"His expressions,'' Warner said. "The reason he and Julianne are so good is because they play to everyone in the room.''
The crowd this night in Tampa skewed demographically toward 40- and 50-something women who pored over programs and wailed during both of Castroneves' routines in the two-hour show.
"I lost count how many autographs I gave to wives and grandmas,'' he said. "I am the king of the grandmas, which is great. I love it. They are the most experienced of people and they can see the true me.''

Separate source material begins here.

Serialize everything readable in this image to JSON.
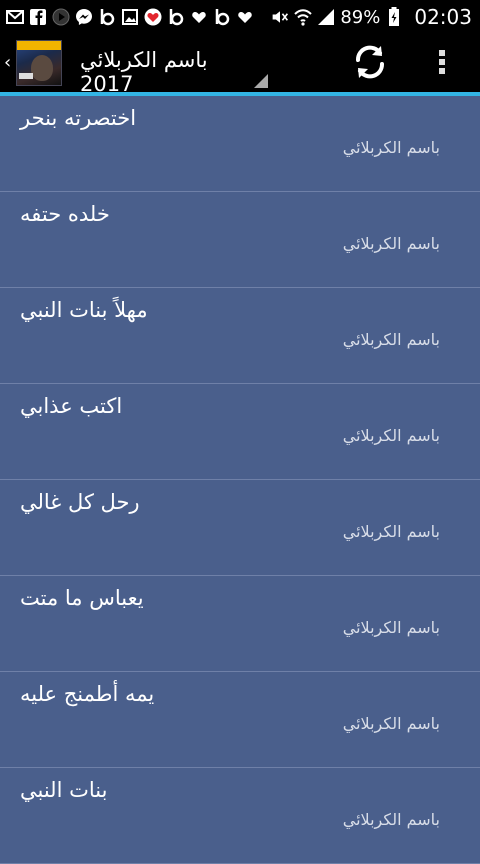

Castroneves and Hough are the only cast members to practice with a large band about five hours before the show, though Hough's Yorkiepoo, Jackson, complicates the samba footwork by mincing between their steps and jumping at their legs in a bid for attention. He has worked on these routines since October and with the contest won, the pressure should be off. Still, Castroneves keeps honing.
"There's always butterflies,'' he said. "Even if there's no contest, I want to be perfect for the people. I don't want them to be tired of me and think, 'Oh, there's that guy again.' ''
It's a syndrome Warner has tried to address. This, she says, is about the show, and for now, the show is Helio.
"I think maybe he puts some extra pressure on himself and feels the need to be perfect because he won the competition and they had so many perfect scores,'' she said. "But I told him: 'Everyone is not here to see a perfect score. They are here to see you.' ''
Castroneves' appeal could eventually benefit the Indy Racing League, which has become subordinate to NASCAR in terms of public appeal. A mass public relations campaign by the league helped generate the fan vote that partly accounted for Castroneves' TV victory. He continues to repay the IRL one soul, one photograph at a time.
Two hours before the Tampa show, a group of women from Sarasota awaited a meet-and-greet with Castroneves and Newton, cooing like school girls when he popped from his dressing room and assumed his wide-mouthed grin.
"Helio,'' said Jane Haase, peering around the corner as if to make sure she wouldn't offend Newton, "he's about the cutest thing I've ever seen.''
Haase didn't know who Castroneves was until the show, didn't know he has raced in the Grand Prix of St. Petersburg since 2005, winning the last two. (Castroneves later dutifully encouraged the audience to attend the April 6 event.)
The women and the entertainers chatted. They posed for snap shots. They then discussed every detail when Castroneves and Newton had retreated to the makeup room.
"He was more personable than I ever thought he would be,'' Haase said, clutching her digital camera close. "I thought a race car driver would be more ... rough, be really full of himself. He's like our friend now.''
Out by the ballroom floor, at Table 62, two friends from Venice perused their gift bag as an amateur dance competition was about to begin.
So, who are you here to see? Wayne Newton?
"Helio! Do we look like Wayne Newton chicks?'' laughed Kathy Everling, a native Indianan. "He won my heart when he said that (DWTS) trophy would look good between his two Indy 500 trophies.''
Castroneves knows this will end, and he's eager to resume racing. Stepping completely outside what he thought was his talent will actually help his driving, he said.
"I said I was going to put the trophy for dancing between the two Indy 500s. I did it,'' he said. "It's right there, and every time I go out of my house I look at that trophy and I say, 'You know what, if I put my heart and soul and determination into something, I can do anything.' ''